N.C. Forest Service offers discount on tree seedling orders for military members


The North Carolina Forest Service is offering a 25 percent discount on tree seedling orders for military personnel throughout November to honor their service.

The discount will also aid the NCFS Nursery and Tree Improvement Program, which has helped cultivate approximately 15 million seedlings annually that can cover nearly 30,000 acres of land.

The NCFS grows and distributes seedlings that are native to North Carolina, and aims to create locally adapted fauna to develop a diverse customer base.

Since 1986, the Forestry Service has provided forestry planning and planting assistance for Camp Butner, a base 15 miles north of Durham. Camp Lejeune and Fort Bragg have also partnered with NCFS as part of their pine restoration project.
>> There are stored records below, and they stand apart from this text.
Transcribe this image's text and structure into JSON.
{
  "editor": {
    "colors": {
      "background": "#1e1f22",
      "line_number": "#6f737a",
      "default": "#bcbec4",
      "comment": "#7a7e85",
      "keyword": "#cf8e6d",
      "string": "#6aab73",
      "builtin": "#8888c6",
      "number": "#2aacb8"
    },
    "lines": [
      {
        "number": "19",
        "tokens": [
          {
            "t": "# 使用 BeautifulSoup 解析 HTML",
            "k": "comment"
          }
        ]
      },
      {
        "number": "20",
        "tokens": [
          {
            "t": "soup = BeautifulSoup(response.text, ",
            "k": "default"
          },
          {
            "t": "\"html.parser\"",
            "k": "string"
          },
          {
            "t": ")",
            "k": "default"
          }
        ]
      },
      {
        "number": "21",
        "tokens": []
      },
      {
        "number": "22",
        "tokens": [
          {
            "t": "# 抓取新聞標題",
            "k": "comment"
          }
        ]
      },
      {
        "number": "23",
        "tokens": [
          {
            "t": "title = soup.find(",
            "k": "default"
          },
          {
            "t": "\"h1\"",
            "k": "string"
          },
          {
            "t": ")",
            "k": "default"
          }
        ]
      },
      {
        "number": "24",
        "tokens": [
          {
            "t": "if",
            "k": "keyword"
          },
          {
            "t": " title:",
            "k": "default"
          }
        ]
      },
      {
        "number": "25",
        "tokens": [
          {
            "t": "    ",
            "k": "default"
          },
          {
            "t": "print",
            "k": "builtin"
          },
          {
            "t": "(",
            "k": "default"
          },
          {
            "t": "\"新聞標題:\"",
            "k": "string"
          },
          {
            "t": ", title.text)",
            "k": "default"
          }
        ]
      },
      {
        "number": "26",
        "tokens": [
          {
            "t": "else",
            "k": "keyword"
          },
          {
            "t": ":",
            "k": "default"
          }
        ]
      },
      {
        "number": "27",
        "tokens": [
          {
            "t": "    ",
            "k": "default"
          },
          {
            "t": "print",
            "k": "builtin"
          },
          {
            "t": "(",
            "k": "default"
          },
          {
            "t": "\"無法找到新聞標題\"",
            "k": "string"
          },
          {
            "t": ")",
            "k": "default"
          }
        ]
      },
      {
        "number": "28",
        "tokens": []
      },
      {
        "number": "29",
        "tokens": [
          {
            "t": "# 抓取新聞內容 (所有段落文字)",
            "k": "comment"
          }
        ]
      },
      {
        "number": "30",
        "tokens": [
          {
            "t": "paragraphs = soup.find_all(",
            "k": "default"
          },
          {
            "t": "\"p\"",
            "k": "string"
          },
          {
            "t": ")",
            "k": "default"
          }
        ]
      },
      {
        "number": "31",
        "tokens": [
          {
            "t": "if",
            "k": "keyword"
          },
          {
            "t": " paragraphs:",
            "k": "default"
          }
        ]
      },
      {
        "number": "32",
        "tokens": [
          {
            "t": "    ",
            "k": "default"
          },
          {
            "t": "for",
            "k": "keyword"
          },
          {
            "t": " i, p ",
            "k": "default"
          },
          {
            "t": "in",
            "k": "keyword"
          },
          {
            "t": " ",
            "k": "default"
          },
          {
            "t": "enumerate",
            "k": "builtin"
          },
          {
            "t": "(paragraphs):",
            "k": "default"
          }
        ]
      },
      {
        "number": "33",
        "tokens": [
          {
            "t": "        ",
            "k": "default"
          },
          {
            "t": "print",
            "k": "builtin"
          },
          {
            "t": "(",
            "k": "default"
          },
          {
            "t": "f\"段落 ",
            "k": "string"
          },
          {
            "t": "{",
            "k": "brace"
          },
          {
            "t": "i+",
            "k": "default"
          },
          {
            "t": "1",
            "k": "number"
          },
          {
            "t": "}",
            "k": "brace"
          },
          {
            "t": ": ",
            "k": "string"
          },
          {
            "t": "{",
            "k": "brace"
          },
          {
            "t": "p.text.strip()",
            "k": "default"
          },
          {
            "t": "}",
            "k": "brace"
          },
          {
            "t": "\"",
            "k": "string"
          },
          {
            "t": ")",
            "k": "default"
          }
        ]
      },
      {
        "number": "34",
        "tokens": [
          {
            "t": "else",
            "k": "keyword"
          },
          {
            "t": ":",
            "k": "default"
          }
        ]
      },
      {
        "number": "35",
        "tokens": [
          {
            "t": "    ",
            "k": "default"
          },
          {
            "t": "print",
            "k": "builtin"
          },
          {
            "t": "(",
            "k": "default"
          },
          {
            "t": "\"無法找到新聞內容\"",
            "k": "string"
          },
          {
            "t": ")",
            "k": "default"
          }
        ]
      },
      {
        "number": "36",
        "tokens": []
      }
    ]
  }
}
“We’ve got these training bases across the state, and they need rural land around their bases, around their facilities, to train — for the flight paths for aircraft and all that kind of stuff,” said Jim Slye, the supervisor of the Nursery and Tree Improvement Program. “So, it’s in the best interest of everybody to have those working farms and forests.”

Slye said the "tree improvement" portion of the Nursery and Tree Improvement Program involves the selection of favorable genetic traits for reproduction, but the trees are not genetically modified.

“What do you want to plant?” Slye said. “Do you want to plant the worst specimen that you can find or do you want to plant the best specimen that you can find? And that’s where tree improvement comes in.”

“I think planting trees is a good idea, but it’s got to be the right mix of trees and it’s got to be in the right places,” Moody said. “So, not just wherever you can grow trees, but where trees are going to do the most good and not do any harm.”

He noted that initiatives to create or revitalize forests around the world in an effort to slow climate change are well-intentioned and marketable, but these efforts may end up harming ecosystems if important factors, like age and species diversity, are not taken into account.

“We don’t want to replace healthy, complex, diverse ecosystems with largely lifeless monocultures,” Moody said. “So if reforestation means to plant one kind of tree over vast areas, that might sequester carbon, but it also would not replace natural forest ecosystems.”

Building a sustainable forestry sector in North Carolina requires stopping the removal of healthy, functioning forest ecosystems, Moody said. He doesn’t want forestation to become a rationale for the harvesting of forests elsewhere.

Through the program, Slye said the NCFS hopes to grow genetically strong trees in large quantities for their few thousand customers to implement reforestation and afforestation.

North Carolina Agriculture Commissioner Steve Troxler said he is grateful for the service of active military personnel and veterans, many of whom are forestland owners in the state.